William Fisher: Bush's Strategic Change
Bush's Strategic Change
By William Fisher
t r u t h o u t | Perspective
Monday 23 October 2006
It has gone largely unreported, but President Bush's "stay the course" mantra has apparently taken a 180-degree turn.
I offer in evidence this recent quote from Mr. Bush:
"We believe that the more we inform our American citizens, the better our government will be. We believe that the more transparency there is in the system, the better the system functions on behalf of the American people."
The president's remarks came at a signing ceremony for the Federal Funding Accountability and Transparency Act, which will establish a searchable online database of federal grants and contracts.
As reported by Steve Aftergood's Project on Government Secrecy, a White House fact sheet said the new law "is part of President Bush's ongoing commitment to improve transparency, accountability, and management across the Federal Government."
OK, so maybe it wasn't about Iraq or Afghanistan or the Global War on Terror. And maybe the timing of its revelation had just a tad to do with the mid-term elections. But it has to be seen as some kind of major epiphany anyway.
The reason is that this president has presided over arguably the most secretive government in US history.
Consider the findings of a report issued a while ago by Congressman Henry Waxman of California, one of the Democrats effectively neutered by the current House majority. Waxman's report found "a systematic effort by the Bush Administration to limit the application of the laws that promote open government and accountability ... the Bush Administration has sought to curtail public access to information while expanding the powers of government to operate in secret."
The report alleged that both the American people and the US Congress are being denied access to millions of pages of documents to which they are entitled under law. It added, "The actions of the Bush Administration have resulted in an extraordinary expansion of government secrecy. External watchdogs, including Congress, the media, and non-governmental organizations, have consistently been hindered in their ability to monitor government activities."
The report found that the administration has systematically withheld "a vast array" of records from Congress. Subjects have ranged "from simple census data and routine agency correspondence to presidential and vice presidential records."
Henry Waxman has good reason to know. Congress itself, Waxman's report says, has been one of the main victims of our secret government. "On over 100 separate occasions, the Administration has refused to answer the inquiries of, or provide the information requested" by Congressman Waxman in his role as the senior Democrat on the House Committee on Government Reform. The information the Administration has refused to provide includes "documents requested by the ranking members of eight House Committees relating to the prison abuses at Abu Ghraib and elsewhere," the report says.

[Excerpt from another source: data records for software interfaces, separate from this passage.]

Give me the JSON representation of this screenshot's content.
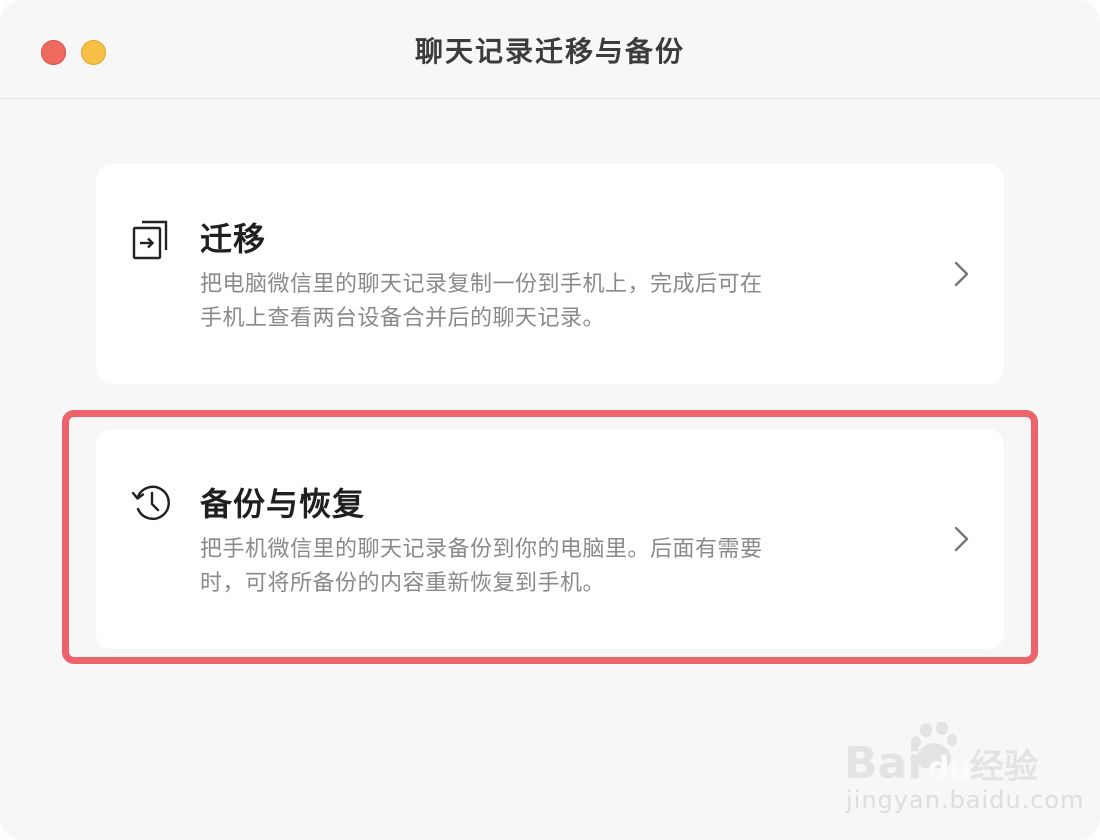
{
  "window": {
    "title": "聊天记录迁移与备份"
  },
  "cards": [
    {
      "icon": "import-arrow-icon",
      "title": "迁移",
      "desc_line1": "把电脑微信里的聊天记录复制一份到手机上，完成后可在",
      "desc_line2": "手机上查看两台设备合并后的聊天记录。"
    },
    {
      "icon": "history-clock-icon",
      "title": "备份与恢复",
      "desc_line1": "把手机微信里的聊天记录备份到你的电脑里。后面有需要",
      "desc_line2": "时，可将所备份的内容重新恢复到手机。"
    }
  ],
  "watermark": {
    "logo_text": "Baidu经验",
    "url": "jingyan.baidu.com"
  },
  "colors": {
    "highlight": "#ec636b",
    "close": "#ee6a5e",
    "minimize": "#f6c046"
  }
}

Well, maybe Mr. Waxman and the rest of us need to cut the president some slack. After all, his epiphany only happened a few weeks ago.
Now, the Decider in Chief has to get it implemented, and that's going to take a bit of time. Even for a chief executive with a Harvard MBA, it's not going to be a quick or easy job.
Because, as of today, the government continues to classify more documents about more different subjects than any of its predecessors ever dreamed of. And it spends billions in taxpayer funds to do so.
Still, the president's epiphany has to come as welcome news to all the folks who have spent the past six frustrating years trying to make the Freedom of Information Act work in something resembling a timely manner.
Take heart, ACLU, Associated Press, and countless other soldiers in what has become an open-the-government cottage industry.
Given the president's management skills, and his authority as Decider, maybe it won't be too long before the government folks whose salaries we pay stop spinning the truth and let us all in on both our successes and our failures.
Maybe, in the future, it won't take an army of meddlers to learn what we need to know about Gitmo, secret CIA prisons, domestic eavesdropping, faux science, rolling back environmental protections, interoperable radios, progress in our Global War On Terrorism, and a host of other issues.
And - who knows? - it might just signal the end of whistleblowing!
William Fisher has managed economic development programs in
the Middle East and in many other parts of the world for the
US State Department and USAID for the past thirty years. He
began his work life as a journalist for newspapers and for
the Associated Press in Florida. Go to The World
According to Bill Fisher for more.